Velocity

Velocity

GCSE(F), GCSE(H),

On a distance-time graph, the gradient of the graph gives the speed or velocity of the object being measured:

`text(speed) = frac(text(distance))(text(time))`

The first 40 metres (AB) is covered at a constant speed of `frac(20)(40)` = 0.5ms-1. The next 20 metres (BC) is covered at a rate of `frac(20)(40)` = 2. The gradient of the graph gives the rate of change of distance against time.

The average rate of change can also be determined from a graph. In this instance, the average rate of change gives the average speed. The average speed for the distance is given by the gradient of the line joining the two points over which the average speed is measured (AE), which is `frac(80)(100)` = 0.8ms-1.

Examples

1. A car moves at a constant speed from stationary for a distance of 400m as shown on the graph, below. What is the speed of the car in this part of the journey?

Answer: 20ms-1

Speed for first 400m = gradient for AB = `frac(text(distance))(text(time)) = frac(400)(20) = 20ms^-1`

2. Using the graph, what is the average speed for the first 800m?

Answer: 8ms-1

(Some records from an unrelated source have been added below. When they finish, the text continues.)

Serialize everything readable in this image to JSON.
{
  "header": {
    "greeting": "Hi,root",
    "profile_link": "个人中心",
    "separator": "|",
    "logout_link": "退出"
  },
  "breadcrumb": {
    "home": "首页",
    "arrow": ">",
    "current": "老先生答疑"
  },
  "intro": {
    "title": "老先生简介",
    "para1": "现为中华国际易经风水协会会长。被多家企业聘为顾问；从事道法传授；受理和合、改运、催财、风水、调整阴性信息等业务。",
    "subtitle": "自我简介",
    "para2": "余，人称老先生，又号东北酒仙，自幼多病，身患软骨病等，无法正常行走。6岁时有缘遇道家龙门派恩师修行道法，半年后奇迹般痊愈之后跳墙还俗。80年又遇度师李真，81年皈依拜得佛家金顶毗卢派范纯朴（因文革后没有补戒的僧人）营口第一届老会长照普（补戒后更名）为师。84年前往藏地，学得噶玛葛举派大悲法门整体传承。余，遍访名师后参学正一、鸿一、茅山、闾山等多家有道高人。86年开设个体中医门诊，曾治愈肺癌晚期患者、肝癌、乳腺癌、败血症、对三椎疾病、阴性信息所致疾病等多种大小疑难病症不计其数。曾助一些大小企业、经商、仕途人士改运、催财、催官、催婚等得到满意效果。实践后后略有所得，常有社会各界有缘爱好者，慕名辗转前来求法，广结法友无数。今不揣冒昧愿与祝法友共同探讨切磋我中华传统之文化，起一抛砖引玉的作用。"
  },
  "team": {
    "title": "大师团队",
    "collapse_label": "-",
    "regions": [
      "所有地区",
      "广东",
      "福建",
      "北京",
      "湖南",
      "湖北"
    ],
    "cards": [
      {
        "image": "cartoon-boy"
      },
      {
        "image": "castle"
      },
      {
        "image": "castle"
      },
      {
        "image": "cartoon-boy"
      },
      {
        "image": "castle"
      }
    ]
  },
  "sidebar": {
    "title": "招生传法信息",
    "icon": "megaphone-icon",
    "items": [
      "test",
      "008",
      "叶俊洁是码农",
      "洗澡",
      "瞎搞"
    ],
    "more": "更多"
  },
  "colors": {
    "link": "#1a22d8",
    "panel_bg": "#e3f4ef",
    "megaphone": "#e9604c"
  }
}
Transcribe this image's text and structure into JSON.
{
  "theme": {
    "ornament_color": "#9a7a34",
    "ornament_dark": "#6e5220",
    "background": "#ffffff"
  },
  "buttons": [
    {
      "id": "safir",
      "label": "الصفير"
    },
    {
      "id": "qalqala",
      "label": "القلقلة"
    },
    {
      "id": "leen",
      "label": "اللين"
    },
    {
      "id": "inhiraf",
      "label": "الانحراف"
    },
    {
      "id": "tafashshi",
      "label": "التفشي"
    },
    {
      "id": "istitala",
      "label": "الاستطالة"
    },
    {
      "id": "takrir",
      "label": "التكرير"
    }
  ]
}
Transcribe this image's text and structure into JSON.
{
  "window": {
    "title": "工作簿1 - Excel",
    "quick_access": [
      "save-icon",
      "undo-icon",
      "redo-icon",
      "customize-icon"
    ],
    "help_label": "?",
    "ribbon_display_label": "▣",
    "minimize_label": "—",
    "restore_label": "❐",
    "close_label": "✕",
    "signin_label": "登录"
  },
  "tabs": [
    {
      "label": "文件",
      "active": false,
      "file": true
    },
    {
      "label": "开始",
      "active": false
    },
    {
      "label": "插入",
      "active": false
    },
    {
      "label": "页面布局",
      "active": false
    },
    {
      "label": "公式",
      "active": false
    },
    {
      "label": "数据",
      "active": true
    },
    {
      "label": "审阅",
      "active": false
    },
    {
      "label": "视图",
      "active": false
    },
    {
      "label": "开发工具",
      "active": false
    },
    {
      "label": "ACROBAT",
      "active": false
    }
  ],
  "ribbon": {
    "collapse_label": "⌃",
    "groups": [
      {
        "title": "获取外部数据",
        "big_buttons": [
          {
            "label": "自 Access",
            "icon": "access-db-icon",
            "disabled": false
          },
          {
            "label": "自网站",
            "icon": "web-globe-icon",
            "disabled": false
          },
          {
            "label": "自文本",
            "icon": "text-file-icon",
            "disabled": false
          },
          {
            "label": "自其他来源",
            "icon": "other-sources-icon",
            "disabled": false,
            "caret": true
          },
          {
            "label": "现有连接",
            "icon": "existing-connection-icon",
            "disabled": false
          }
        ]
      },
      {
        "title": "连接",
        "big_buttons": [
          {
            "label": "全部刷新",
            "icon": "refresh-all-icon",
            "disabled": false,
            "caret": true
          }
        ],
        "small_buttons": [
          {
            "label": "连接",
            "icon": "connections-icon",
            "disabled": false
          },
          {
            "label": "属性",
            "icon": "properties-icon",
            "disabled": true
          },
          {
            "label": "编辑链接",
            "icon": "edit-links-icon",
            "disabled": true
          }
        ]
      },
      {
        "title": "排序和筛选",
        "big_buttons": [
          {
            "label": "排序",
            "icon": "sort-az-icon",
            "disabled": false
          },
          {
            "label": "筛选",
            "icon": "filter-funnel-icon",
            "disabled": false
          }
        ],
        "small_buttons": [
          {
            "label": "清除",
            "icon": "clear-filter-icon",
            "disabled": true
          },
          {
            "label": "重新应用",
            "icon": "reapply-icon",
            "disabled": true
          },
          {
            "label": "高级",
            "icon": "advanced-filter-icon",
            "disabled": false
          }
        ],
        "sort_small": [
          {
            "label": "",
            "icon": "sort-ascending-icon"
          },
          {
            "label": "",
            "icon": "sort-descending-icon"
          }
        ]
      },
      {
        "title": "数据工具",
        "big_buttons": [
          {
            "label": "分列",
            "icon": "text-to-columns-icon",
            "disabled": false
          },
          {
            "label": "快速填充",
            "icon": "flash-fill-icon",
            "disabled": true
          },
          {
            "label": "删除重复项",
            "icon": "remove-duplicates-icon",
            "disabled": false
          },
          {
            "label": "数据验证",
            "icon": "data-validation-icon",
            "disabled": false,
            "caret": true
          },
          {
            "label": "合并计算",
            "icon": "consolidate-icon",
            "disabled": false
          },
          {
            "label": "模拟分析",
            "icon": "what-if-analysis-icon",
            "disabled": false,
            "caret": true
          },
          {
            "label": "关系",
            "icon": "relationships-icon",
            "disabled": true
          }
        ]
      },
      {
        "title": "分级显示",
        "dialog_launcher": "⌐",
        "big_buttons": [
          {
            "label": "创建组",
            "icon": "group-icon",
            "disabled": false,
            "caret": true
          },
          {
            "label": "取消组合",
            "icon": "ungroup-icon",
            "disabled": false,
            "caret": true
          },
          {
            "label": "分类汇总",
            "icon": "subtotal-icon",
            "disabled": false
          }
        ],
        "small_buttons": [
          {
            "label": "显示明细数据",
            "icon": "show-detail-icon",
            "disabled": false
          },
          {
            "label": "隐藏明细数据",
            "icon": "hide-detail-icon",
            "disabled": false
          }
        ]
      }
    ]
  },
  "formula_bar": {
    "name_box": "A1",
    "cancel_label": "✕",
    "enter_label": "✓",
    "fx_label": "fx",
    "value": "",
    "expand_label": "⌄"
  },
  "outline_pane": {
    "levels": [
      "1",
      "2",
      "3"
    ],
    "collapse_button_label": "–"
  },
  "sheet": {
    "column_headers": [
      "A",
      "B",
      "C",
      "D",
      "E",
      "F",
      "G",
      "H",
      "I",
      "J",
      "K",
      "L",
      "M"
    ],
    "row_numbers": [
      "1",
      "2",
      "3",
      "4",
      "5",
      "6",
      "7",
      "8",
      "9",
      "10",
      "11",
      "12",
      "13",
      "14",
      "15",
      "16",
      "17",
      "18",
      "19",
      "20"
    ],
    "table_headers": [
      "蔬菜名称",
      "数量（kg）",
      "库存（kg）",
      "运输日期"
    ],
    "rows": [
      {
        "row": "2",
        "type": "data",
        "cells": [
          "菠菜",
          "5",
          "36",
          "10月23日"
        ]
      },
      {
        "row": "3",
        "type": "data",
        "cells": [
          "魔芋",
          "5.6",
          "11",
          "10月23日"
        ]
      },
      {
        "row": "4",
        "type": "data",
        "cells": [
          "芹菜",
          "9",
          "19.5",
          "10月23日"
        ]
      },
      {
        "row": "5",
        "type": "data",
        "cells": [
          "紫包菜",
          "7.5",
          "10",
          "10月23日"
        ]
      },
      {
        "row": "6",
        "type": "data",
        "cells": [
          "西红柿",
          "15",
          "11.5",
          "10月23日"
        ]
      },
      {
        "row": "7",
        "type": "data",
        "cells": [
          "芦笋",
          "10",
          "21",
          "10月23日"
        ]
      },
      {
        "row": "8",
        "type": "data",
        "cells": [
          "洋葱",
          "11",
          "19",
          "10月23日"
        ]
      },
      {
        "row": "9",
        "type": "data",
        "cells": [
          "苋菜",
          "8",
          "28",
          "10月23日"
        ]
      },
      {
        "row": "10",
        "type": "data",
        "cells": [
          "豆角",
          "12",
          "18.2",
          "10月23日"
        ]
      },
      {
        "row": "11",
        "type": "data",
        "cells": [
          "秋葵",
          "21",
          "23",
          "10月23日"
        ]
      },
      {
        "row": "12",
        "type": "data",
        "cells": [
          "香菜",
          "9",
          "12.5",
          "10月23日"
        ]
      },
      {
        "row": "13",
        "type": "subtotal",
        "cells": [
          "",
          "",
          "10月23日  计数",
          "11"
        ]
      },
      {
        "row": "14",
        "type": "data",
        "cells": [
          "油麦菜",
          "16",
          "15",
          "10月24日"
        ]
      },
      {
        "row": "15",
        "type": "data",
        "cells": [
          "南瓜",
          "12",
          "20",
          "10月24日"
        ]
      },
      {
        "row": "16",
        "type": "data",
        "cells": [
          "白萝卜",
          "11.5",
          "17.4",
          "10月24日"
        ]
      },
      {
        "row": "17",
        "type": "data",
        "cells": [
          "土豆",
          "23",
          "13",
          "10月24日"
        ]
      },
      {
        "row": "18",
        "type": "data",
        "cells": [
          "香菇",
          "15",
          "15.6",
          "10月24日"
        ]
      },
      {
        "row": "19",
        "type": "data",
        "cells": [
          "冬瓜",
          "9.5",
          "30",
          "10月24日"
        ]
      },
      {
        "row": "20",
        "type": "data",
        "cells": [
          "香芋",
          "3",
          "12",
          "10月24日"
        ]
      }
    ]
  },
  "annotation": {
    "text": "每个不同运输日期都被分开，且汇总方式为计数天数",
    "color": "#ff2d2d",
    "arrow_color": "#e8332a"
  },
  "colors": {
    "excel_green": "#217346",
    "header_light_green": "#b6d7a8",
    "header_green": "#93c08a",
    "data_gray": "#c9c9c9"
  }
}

Speed for AC = gradient for AC = `frac(text(distance))((text(time))` `frac(800)(100) = 8ms^-1`